This is based on a true story. Names have been changed and some details added or amended for narrative effect.
“I won’t be here tomorrow,” Jim said to Alec, with a smug and rather mysterious look on his face as the two men queued side by side at the counter of the staff cafe at Thomson House, office of the Evening Chronicle, Journal and Sunday Sun in Newcastle. Alec ordered mince and Yorkshire pudding, one of his favourites, and found a table, where Jim joined him.
The Thomson organisation, a huge Canadian newspaper publisher which owned regional titles across the UK from Aberdeen to Cardiff as well as The Times and Sunday Times, offered its employees subsidised meals.
Facilities were segregated by occupational classification. Journalists like Jim and Alec, advertising staff and other white-collar workers were allowed to use the cafe. Printers, van drivers, and other blue collars had the works canteen, while senior management could enjoy the privileges of the executive dining room.
Though Jim, the Chronicle’s industrial reporter, and Alec, the municipal (local government) reporter, were two of the paper’s most senior editorial staff, neither had ever been in the dining room. Still, the cafe was a perk worth having. Prices were well below anything that could be found in the surrounding eateries of the city centre.

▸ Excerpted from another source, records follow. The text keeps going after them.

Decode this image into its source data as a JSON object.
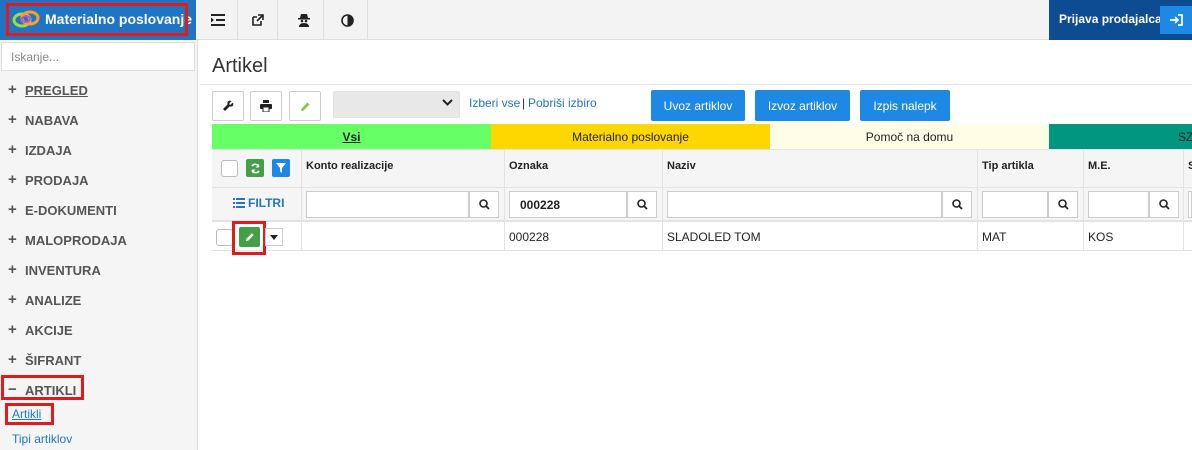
{
  "header": {
    "app_title": "Materialno poslovanje",
    "toolbar_icons": [
      "list-indent-icon",
      "external-link-icon",
      "user-secret-icon",
      "contrast-icon"
    ],
    "login_label": "Prijava prodajalca"
  },
  "sidebar": {
    "search_placeholder": "Iskanje...",
    "items": [
      {
        "icon": "+",
        "label": "PREGLED"
      },
      {
        "icon": "+",
        "label": "NABAVA"
      },
      {
        "icon": "+",
        "label": "IZDAJA"
      },
      {
        "icon": "+",
        "label": "PRODAJA"
      },
      {
        "icon": "+",
        "label": "E-DOKUMENTI"
      },
      {
        "icon": "+",
        "label": "MALOPRODAJA"
      },
      {
        "icon": "+",
        "label": "INVENTURA"
      },
      {
        "icon": "+",
        "label": "ANALIZE"
      },
      {
        "icon": "+",
        "label": "AKCIJE"
      },
      {
        "icon": "+",
        "label": "ŠIFRANT"
      },
      {
        "icon": "−",
        "label": "ARTIKLI"
      }
    ],
    "subitems": [
      "Artikli",
      "Tipi artiklov"
    ]
  },
  "page": {
    "title": "Artikel",
    "select_all": "Izberi vse",
    "separator": "|",
    "clear_selection": "Pobriši izbiro",
    "btn_import": "Uvoz artiklov",
    "btn_export": "Izvoz artiklov",
    "btn_labels": "Izpis nalepk"
  },
  "tabs": [
    {
      "label": "Vsi",
      "color": "#66ff66"
    },
    {
      "label": "Materialno poslovanje",
      "color": "#ffd700"
    },
    {
      "label": "Pomoč na domu",
      "color": "#fffde6"
    },
    {
      "label": "SZ",
      "color": "#00967f"
    }
  ],
  "grid": {
    "filter_label": "FILTRI",
    "columns": [
      "Konto realizacije",
      "Oznaka",
      "Naziv",
      "Tip artikla",
      "M.E.",
      "S"
    ],
    "filters": {
      "oznaka": "000228"
    },
    "rows": [
      {
        "konto": "",
        "oznaka": "000228",
        "naziv": "SLADOLED TOM",
        "tip": "MAT",
        "me": "KOS"
      }
    ]
  },
  "colors": {
    "brand": "#1f75c4",
    "login": "#0d4c92",
    "primary_button": "#1e88e5",
    "highlight": "#e01b1b",
    "edit_button": "#43a047"
  }
}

In recognition of this, reporters away from the office on assignment over the lunch break were allowed to make a small claim for expenses to cover the additional cost of eating out. Expenses were a fixed amount, and no receipts had to be shown, so there were ways of making a small profit.
Some reporters did not eat lunch at all. One was famous for always ordering sausage, egg, and chips at the cheapest greasy spoon he could find (cheapest of all was in Millfield, Sunderland), and he inevitably and unimaginatively became known to his colleagues as SEC.
Management, including the news editors who authorised expenses claims, knew what was going and turned a blind eye. Expenses were a small part of reporters’ income, but not unimportant for some, and were a more cost-effective way of keeping them happy than offering a pay rise.
“So why won’t you be here tomorrow?” asked Alec when Jim sat down with his meat pie and baked beans.
“I’ve been invited to the Gosforth Park Hotel,” replied Jim, looking even more self-satisfied.
“Ooo! Get you.”
The Gossy Park was Newcastle’s top hotel in the 1970s and a pit village lad, as Jim was, rarely if ever stepped inside. Alec had only been once when he and his wife had been invited by the paper’s racing correspondent on the eve of Plate Day, the year’s prime meeting at Gosforth Park racecourse.
The couple had fasted all day in anticipation of the meal of their lives, only to be served with a piece of cheese and half a tomato while racing experts made racing speeches and offered racing tips, leaving Alec and his wife, who took no interest in the sport, as bewildered as they were hungry. Simultaneously disappointed and bemused, they rushed home just in time to pick up a Chinese carry-out.
“I’ve been asked by the Chamber of Commerce,” said Jim. “It’ll be a chance to make some great contacts,” he added by way of explanation with more than a touch of self-justification.
In the usual newsroom bustle of the next 24 hours Alec forgot all about the conversation with his colleague. Then, the next day, about 3.00pm, Jim walked unsteadily into the newsroom and went up to the news desk.
“Hi Jim,” said the news editor, an affable man in his late 40s with a keen eye for a story and a generally easy-going but effective management style. “Good lunch?”
Jim needed no further prompting. He launched into a detailed and enthusiastic description of the meal – and the drinks. Especially the drinks. On and on he slurred: the prawn cocktail in a basket (this was the ‘70s); the sirloin steak, oh the sirloin! the Black Forest gateau; the Beaujolais Nouveau (a great favourite with the business class at the time).
The news editor nodded indulgently. Jim worked hard and produced a string of good stories; he deserved the occasional treat, as long as it did not come from the editorial budget. But even the news editor’s patience was soon wearing thin, and he was pleased to be distracted when the news desk ‘phone rang.
“Sorry Jim, I’ve got to take this.”
Jim walked unsteadily to his desk, holding onto office furniture for balance on the way. He slumped heavily into his chair and paused for breath. Slowly he opened a drawer, took out a form and started filling it in with the customary form of words: “Lunch: working away from the office.”